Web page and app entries
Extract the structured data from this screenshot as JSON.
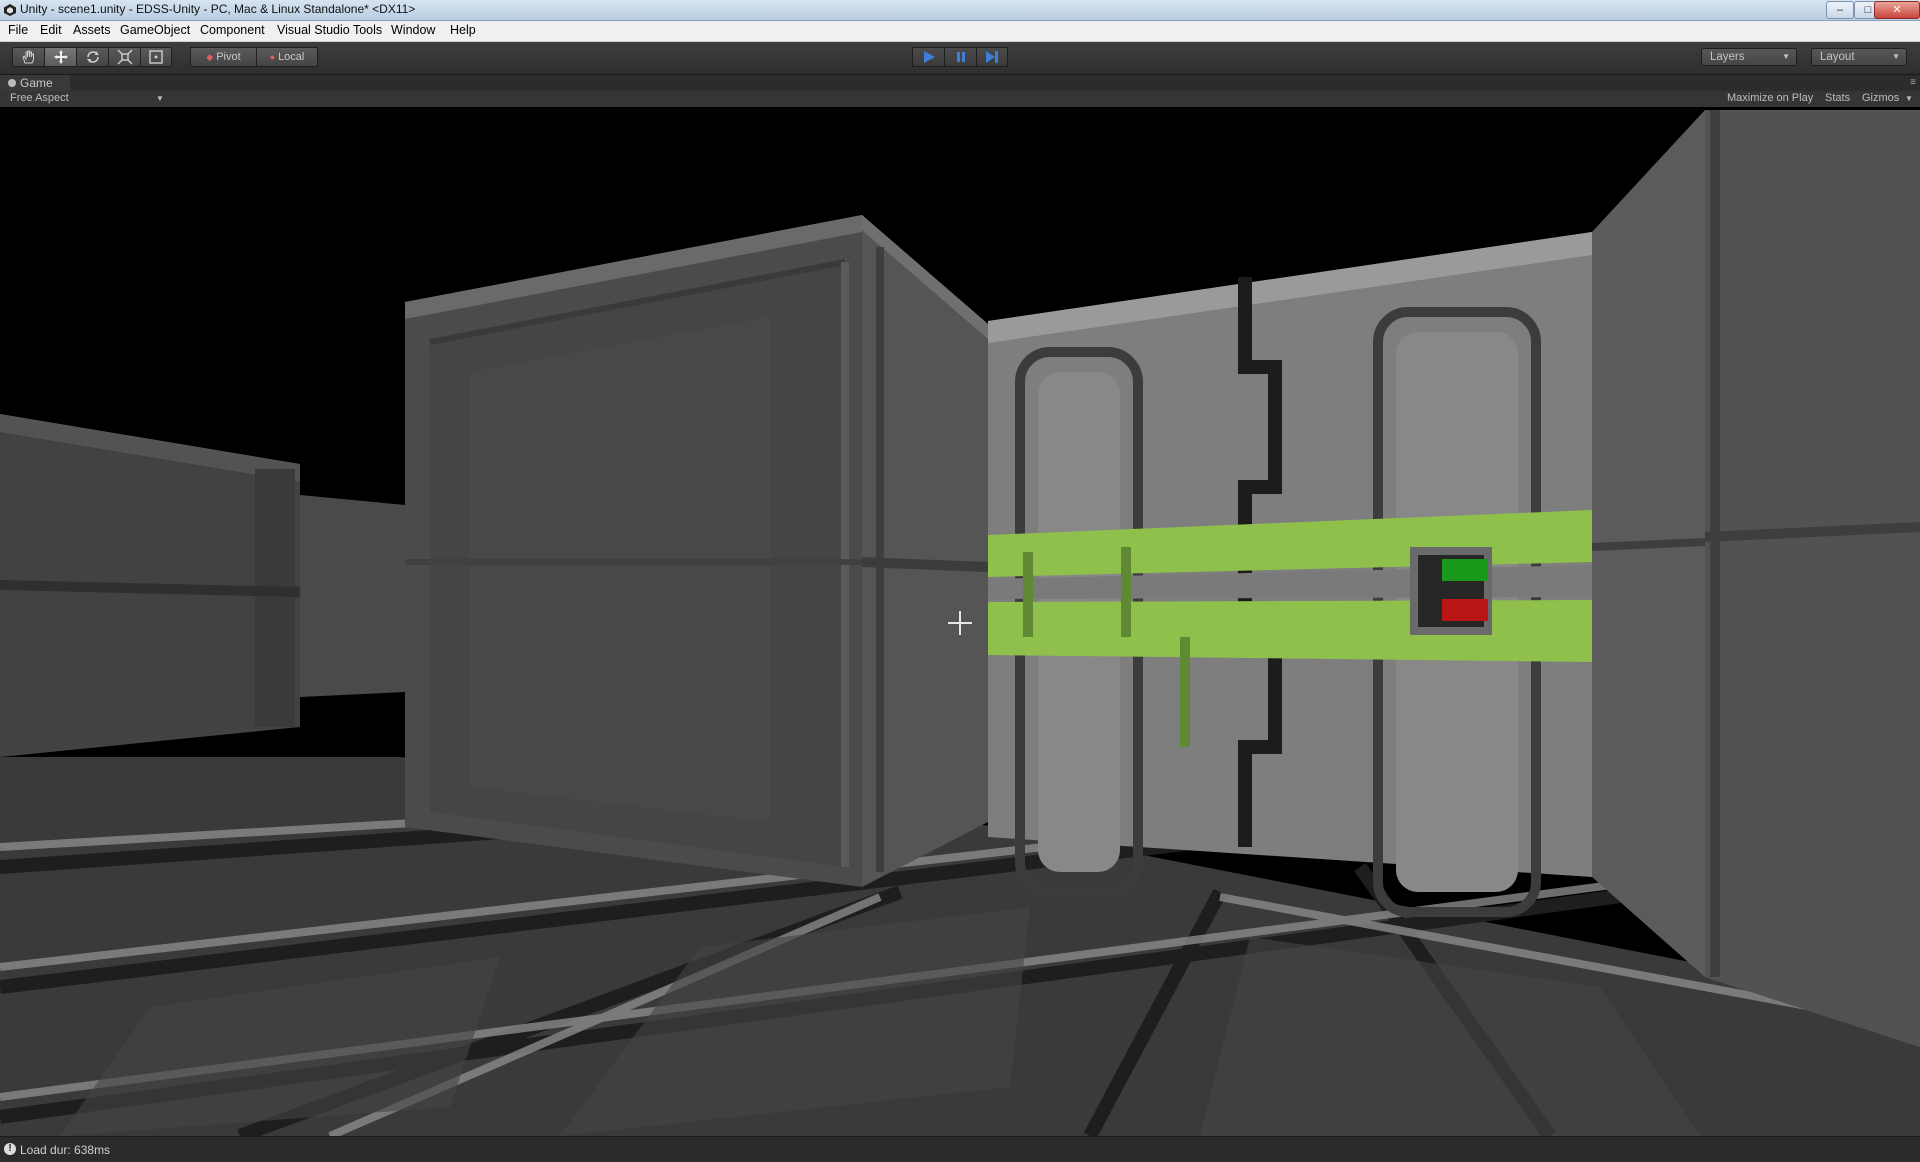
{
  "window": {
    "title": "Unity - scene1.unity - EDSS-Unity - PC, Mac & Linux Standalone* <DX11>",
    "controls": {
      "minimize": "–",
      "maximize": "□",
      "close": "✕"
    }
  },
  "menu": {
    "items": [
      "File",
      "Edit",
      "Assets",
      "GameObject",
      "Component",
      "Visual Studio Tools",
      "Window",
      "Help"
    ]
  },
  "toolbar": {
    "tools": [
      "hand-icon",
      "move-icon",
      "rotate-icon",
      "scale-icon",
      "rect-icon"
    ],
    "pivot_label": "Pivot",
    "local_label": "Local",
    "layers_label": "Layers",
    "layout_label": "Layout"
  },
  "game_view": {
    "tab_label": "Game",
    "aspect_label": "Free Aspect",
    "maximize_label": "Maximize on Play",
    "stats_label": "Stats",
    "gizmos_label": "Gizmos"
  },
  "status": {
    "message": "Load dur: 638ms"
  },
  "colors": {
    "door_light_green": "#8fc04c",
    "door_status_green": "#1a9a1a",
    "door_status_red": "#b81616",
    "play_blue": "#3d7fd6"
  }
}
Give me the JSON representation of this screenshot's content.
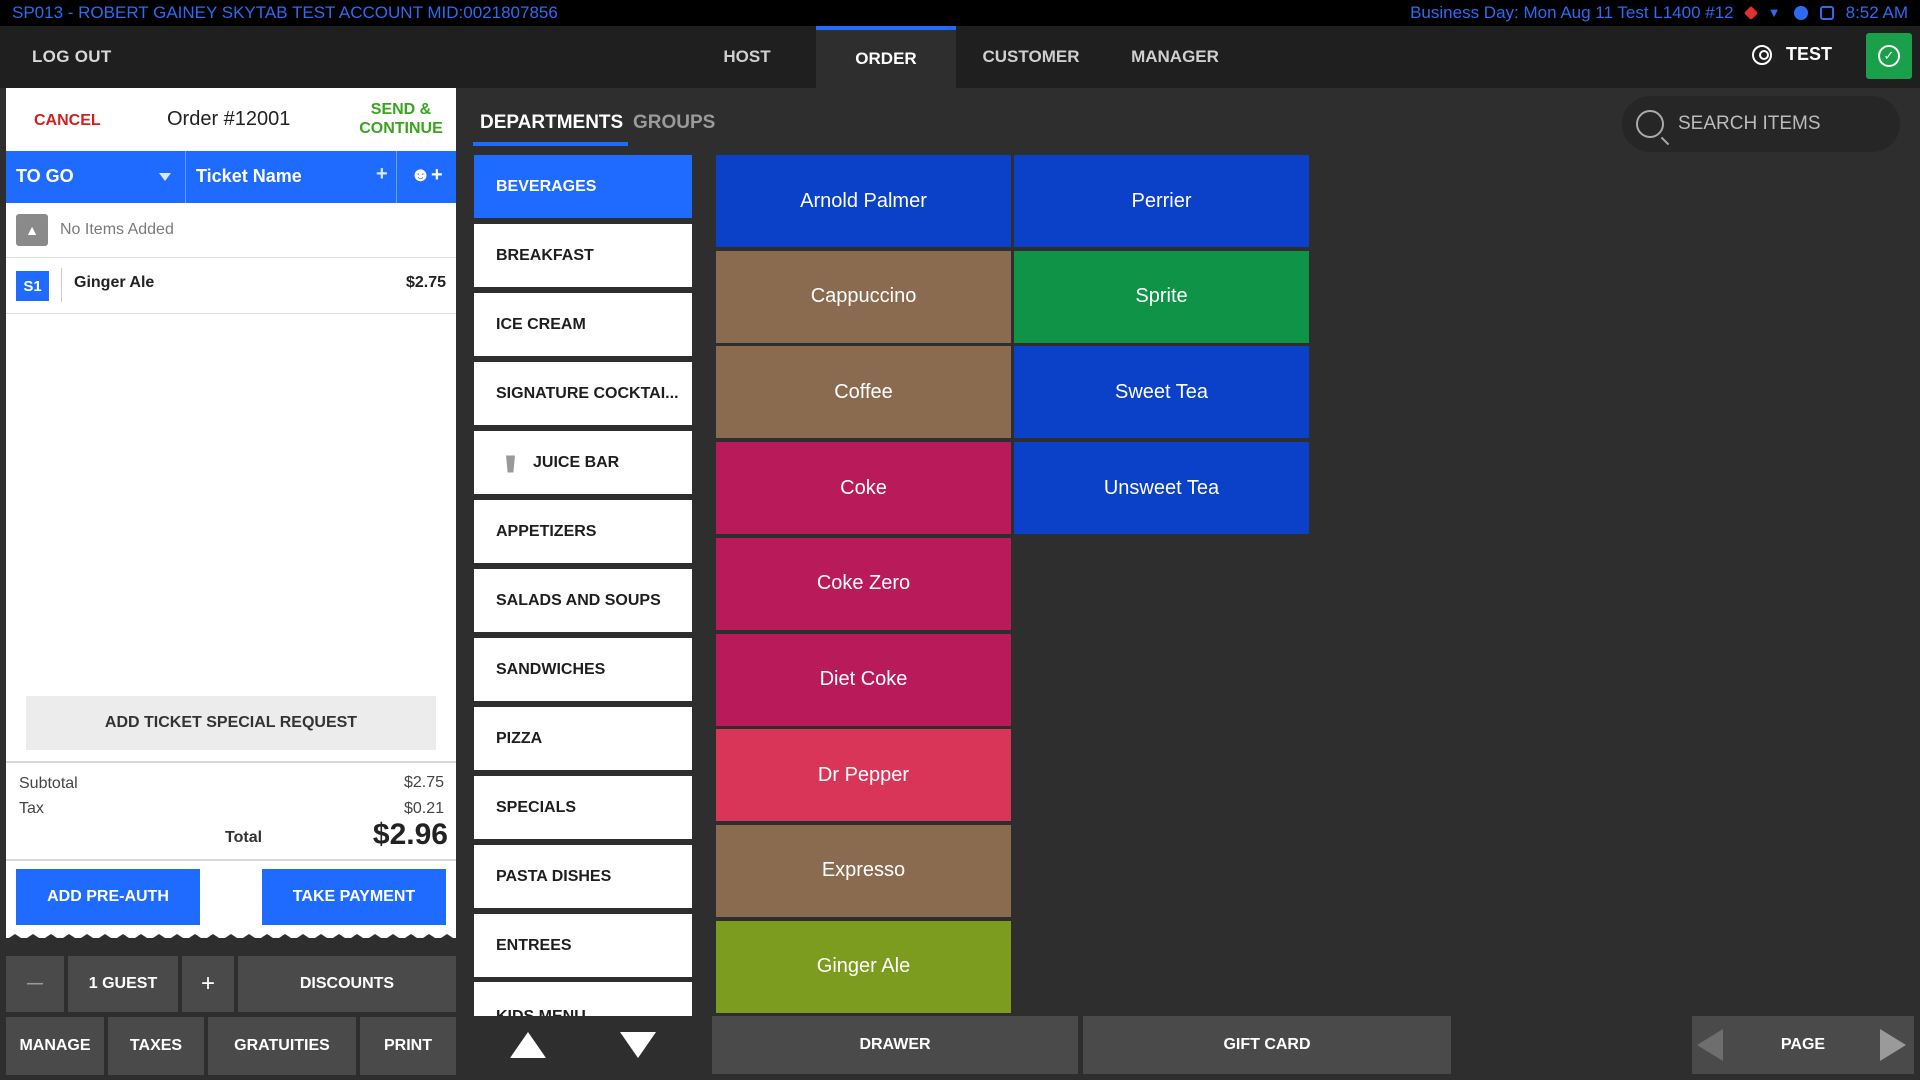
{
  "status_bar": {
    "account": "SP013 - ROBERT GAINEY SKYTAB TEST ACCOUNT   MID:0021807856",
    "business_day": "Business Day: Mon Aug 11  Test L1400  #12",
    "time": "8:52 AM"
  },
  "nav": {
    "logout": "LOG OUT",
    "tabs": [
      "HOST",
      "ORDER",
      "CUSTOMER",
      "MANAGER"
    ],
    "active_tab": "ORDER",
    "user": "TEST"
  },
  "ticket": {
    "cancel": "CANCEL",
    "order_title": "Order #12001",
    "send_line1": "SEND &",
    "send_line2": "CONTINUE",
    "order_type": "TO GO",
    "ticket_name": "Ticket Name",
    "plus": "+",
    "no_items": "No Items Added",
    "items": [
      {
        "seat": "S1",
        "name": "Ginger Ale",
        "price": "$2.75"
      }
    ],
    "special_request": "ADD TICKET SPECIAL REQUEST",
    "subtotal_label": "Subtotal",
    "subtotal": "$2.75",
    "tax_label": "Tax",
    "tax": "$0.21",
    "total_label": "Total",
    "total": "$2.96",
    "add_preauth": "ADD PRE-AUTH",
    "take_payment": "TAKE PAYMENT"
  },
  "ticket_actions": {
    "minus": "—",
    "guests": "1 GUEST",
    "plus": "+",
    "discounts": "DISCOUNTS",
    "manage": "MANAGE",
    "taxes": "TAXES",
    "gratuities": "GRATUITIES",
    "print": "PRINT"
  },
  "departments": {
    "tab_departments": "DEPARTMENTS",
    "tab_groups": "GROUPS",
    "items": [
      "BEVERAGES",
      "BREAKFAST",
      "ICE CREAM",
      "SIGNATURE COCKTAI...",
      "JUICE BAR",
      "APPETIZERS",
      "SALADS AND SOUPS",
      "SANDWICHES",
      "PIZZA",
      "SPECIALS",
      "PASTA DISHES",
      "ENTREES",
      "KIDS MENU"
    ],
    "active": "BEVERAGES"
  },
  "menu_items": {
    "col1": [
      {
        "name": "Arnold Palmer",
        "color": "#0b40c8"
      },
      {
        "name": "Cappuccino",
        "color": "#8b6b4f"
      },
      {
        "name": "Coffee",
        "color": "#8b6b4f"
      },
      {
        "name": "Coke",
        "color": "#b81a5a"
      },
      {
        "name": "Coke Zero",
        "color": "#b81a5a"
      },
      {
        "name": "Diet Coke",
        "color": "#b81a5a"
      },
      {
        "name": "Dr Pepper",
        "color": "#d83558"
      },
      {
        "name": "Expresso",
        "color": "#8b6b4f"
      },
      {
        "name": "Ginger Ale",
        "color": "#7c9c1f"
      }
    ],
    "col2": [
      {
        "name": "Perrier",
        "color": "#0b40c8"
      },
      {
        "name": "Sprite",
        "color": "#0e9347"
      },
      {
        "name": "Sweet Tea",
        "color": "#0b40c8"
      },
      {
        "name": "Unsweet Tea",
        "color": "#0b40c8"
      }
    ]
  },
  "search": {
    "placeholder": "SEARCH ITEMS"
  },
  "bottom_bar": {
    "drawer": "DRAWER",
    "gift_card": "GIFT CARD",
    "page": "PAGE"
  },
  "colors": {
    "accent_blue": "#1f6bff",
    "cancel_red": "#d02020",
    "send_green": "#39a51e",
    "check_green": "#1aa04a"
  }
}
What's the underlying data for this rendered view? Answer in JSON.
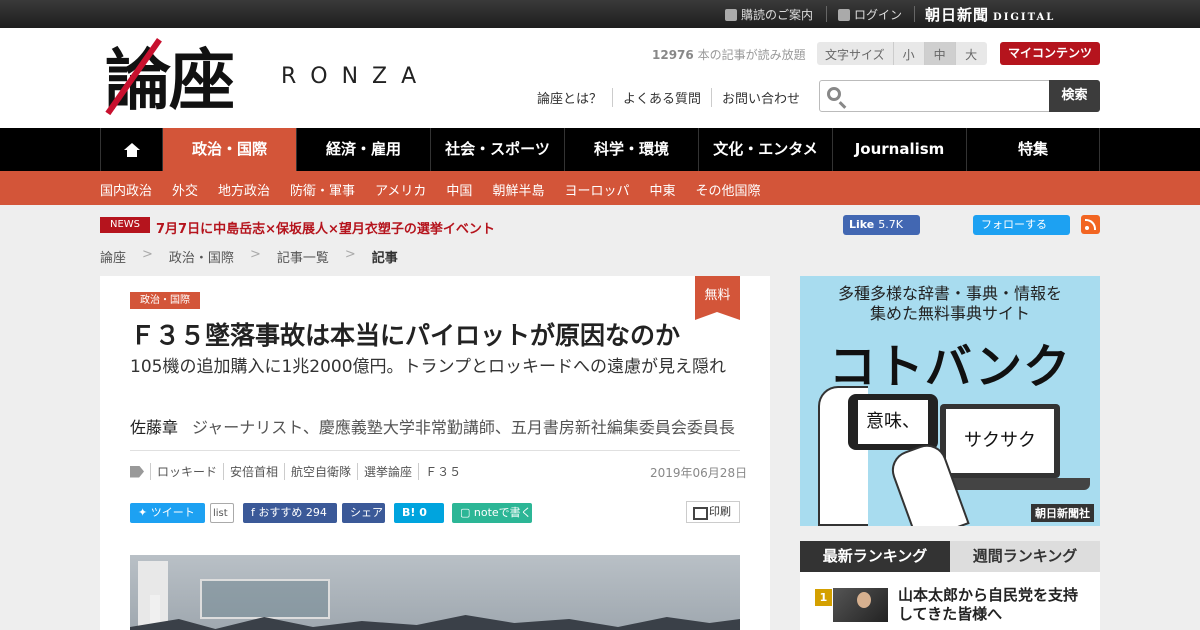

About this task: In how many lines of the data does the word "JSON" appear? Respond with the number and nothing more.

Result: 3